The China Labor Watch recently published a report in which it said it found Foxconn had employed workers between the ages of 14 and 16 last summer to serve as interns within the company. Foxconn may not have been entirely at fault, since schools sent the children to work for the company, but the manufacturer also should have checked the ages of the employees first. The full statement from the China Labor Watch follows below:
According to China Labor Watch’s investigations and Chinese media reports, it has been confirmed that Foxconn Yantai employed interns under 16 years old. A small number of student interns employed in the summer were between 14 to 16 years old. Now Foxconn has begun to send those underage interns back to school. These underage interns were mainly sent to Foxconn by schools, but Foxconn did not check the IDs of these young interns. The schools involved in this incident should take primary responsible, but Foxconn is also culpable for not confirming the ages of their workers. China Labor Watch calls on the Chinese government to improve the current intern system of Chinese schools.
Foxconn admitted wrongdoing on its part. “This is not only a violation of China’s labor law, it is also a violation of Foxconn policy and immediate steps have been taken to return the interns in question to their educational institutions,” Foxconn told CNET in a statement. “We are also carrying out a full investigation, in cooperation with the respective educational institutions, to determine how this happened and the actions that must be taken by our company to ensure that it can never happen again.” Several reports suggested the children were forced to work overtime in order to finish assignments given to them by the school.
Foxconn has long been the target of labor watch associations. The Fair Labor Association conducted a review of Foxconn’s factories in March and found excessive overtime, health and safety risks.
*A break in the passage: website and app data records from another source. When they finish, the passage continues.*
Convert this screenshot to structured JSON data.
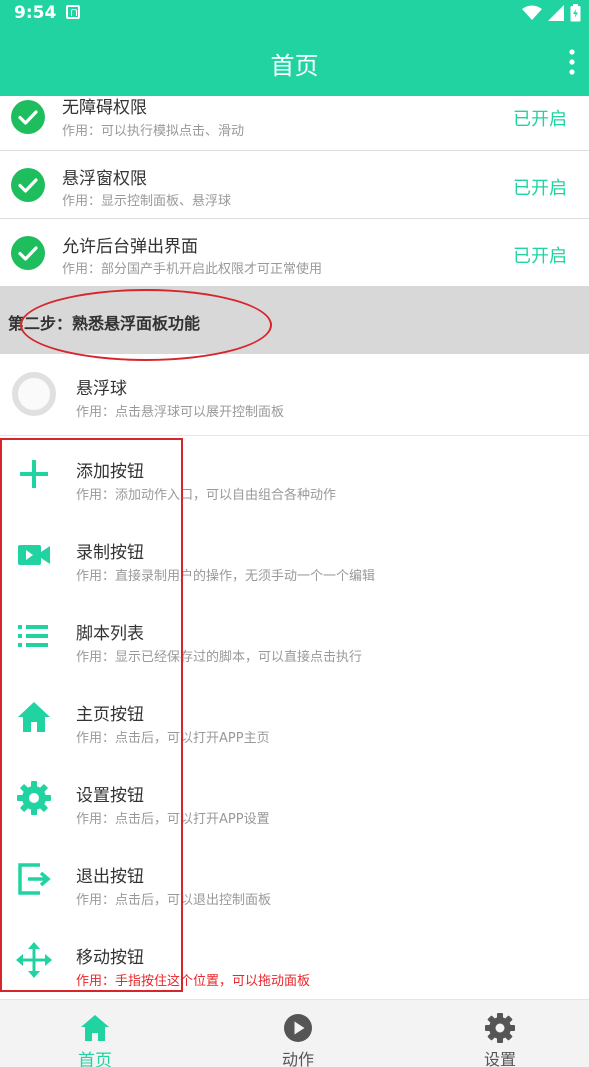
{
  "status_bar": {
    "time": "9:54"
  },
  "app_bar": {
    "title": "首页"
  },
  "permissions": [
    {
      "title": "无障碍权限",
      "desc": "作用：可以执行模拟点击、滑动",
      "status": "已开启"
    },
    {
      "title": "悬浮窗权限",
      "desc": "作用：显示控制面板、悬浮球",
      "status": "已开启"
    },
    {
      "title": "允许后台弹出界面",
      "desc": "作用：部分国产手机开启此权限才可正常使用",
      "status": "已开启"
    }
  ],
  "section": {
    "title": "第二步：熟悉悬浮面板功能"
  },
  "floating_ball": {
    "title": "悬浮球",
    "desc": "作用：点击悬浮球可以展开控制面板"
  },
  "features": [
    {
      "icon": "plus-icon",
      "title": "添加按钮",
      "desc": "作用：添加动作入口，可以自由组合各种动作"
    },
    {
      "icon": "video-camera-icon",
      "title": "录制按钮",
      "desc": "作用：直接录制用户的操作，无须手动一个一个编辑"
    },
    {
      "icon": "list-icon",
      "title": "脚本列表",
      "desc": "作用：显示已经保存过的脚本，可以直接点击执行"
    },
    {
      "icon": "home-icon",
      "title": "主页按钮",
      "desc": "作用：点击后，可以打开APP主页"
    },
    {
      "icon": "gear-icon",
      "title": "设置按钮",
      "desc": "作用：点击后，可以打开APP设置"
    },
    {
      "icon": "exit-icon",
      "title": "退出按钮",
      "desc": "作用：点击后，可以退出控制面板"
    },
    {
      "icon": "move-arrows-icon",
      "title": "移动按钮",
      "desc": "作用：手指按住这个位置，可以拖动面板"
    }
  ],
  "bottom_nav": [
    {
      "label": "首页",
      "icon": "home-icon",
      "active": true
    },
    {
      "label": "动作",
      "icon": "play-icon",
      "active": false
    },
    {
      "label": "设置",
      "icon": "gear-icon",
      "active": false
    }
  ],
  "colors": {
    "accent": "#21D3A0",
    "check_green": "#1EBD5E",
    "annotation_red": "#D7262B",
    "warning_text": "#E8262B"
  }
}
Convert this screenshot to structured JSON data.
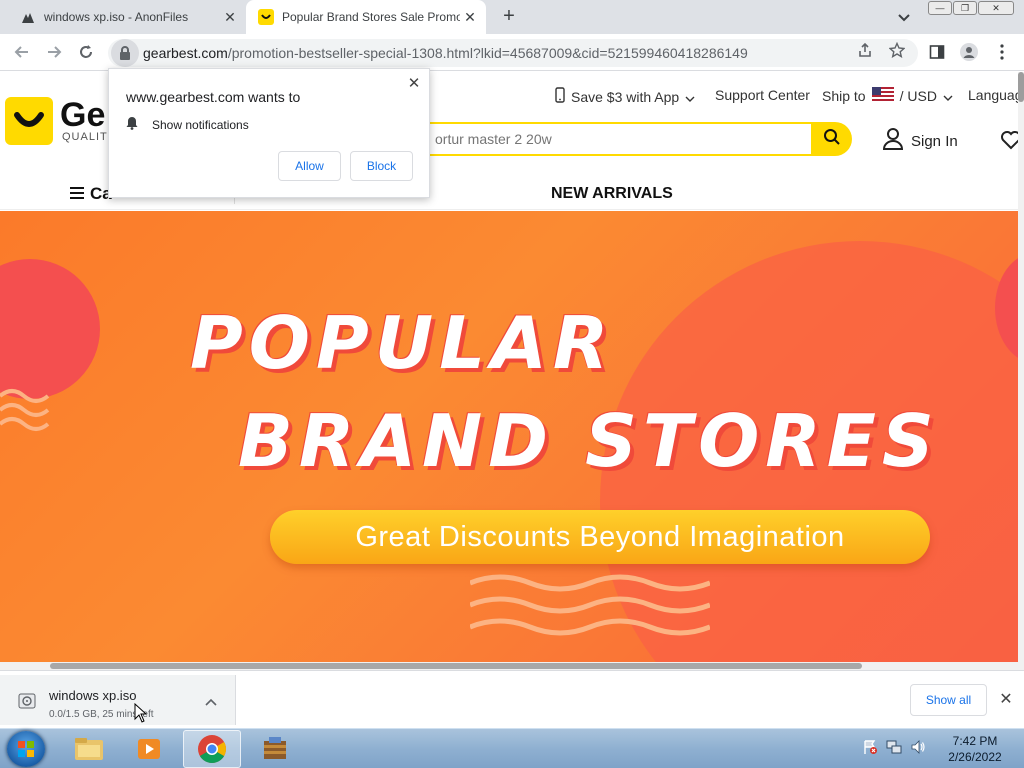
{
  "browser": {
    "tabs": [
      {
        "title": "windows xp.iso - AnonFiles",
        "active": false,
        "icon": "anonfiles-icon"
      },
      {
        "title": "Popular Brand Stores Sale Promo",
        "active": true,
        "icon": "gearbest-favicon"
      }
    ],
    "url_host": "gearbest.com",
    "url_rest": "/promotion-bestseller-special-1308.html?lkid=45687009&cid=521599460418286149"
  },
  "permission_popup": {
    "title": "www.gearbest.com wants to",
    "request": "Show notifications",
    "allow_label": "Allow",
    "block_label": "Block"
  },
  "site": {
    "logo_text": "Ge",
    "logo_sub": "QUALITY",
    "brand_color": "#ffda00",
    "topnav": {
      "app": "Save $3 with App",
      "support": "Support Center",
      "ship_to": "Ship to",
      "currency": "/ USD",
      "language": "Languag"
    },
    "search_placeholder": "ortur master 2 20w",
    "sign_in": "Sign In",
    "category_label": "Ca",
    "new_arrivals": "NEW ARRIVALS"
  },
  "hero": {
    "line1": "POPULAR",
    "line2": "BRAND STORES",
    "pill": "Great Discounts Beyond Imagination",
    "bg_color": "#fb7a2a"
  },
  "download": {
    "filename": "windows xp.iso",
    "status": "0.0/1.5 GB, 25 mins left",
    "show_all": "Show all"
  },
  "taskbar": {
    "time": "7:42 PM",
    "date": "2/26/2022"
  }
}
Apple, which employs Foxconn to build its products, has said it will work with the company to improve working conditions.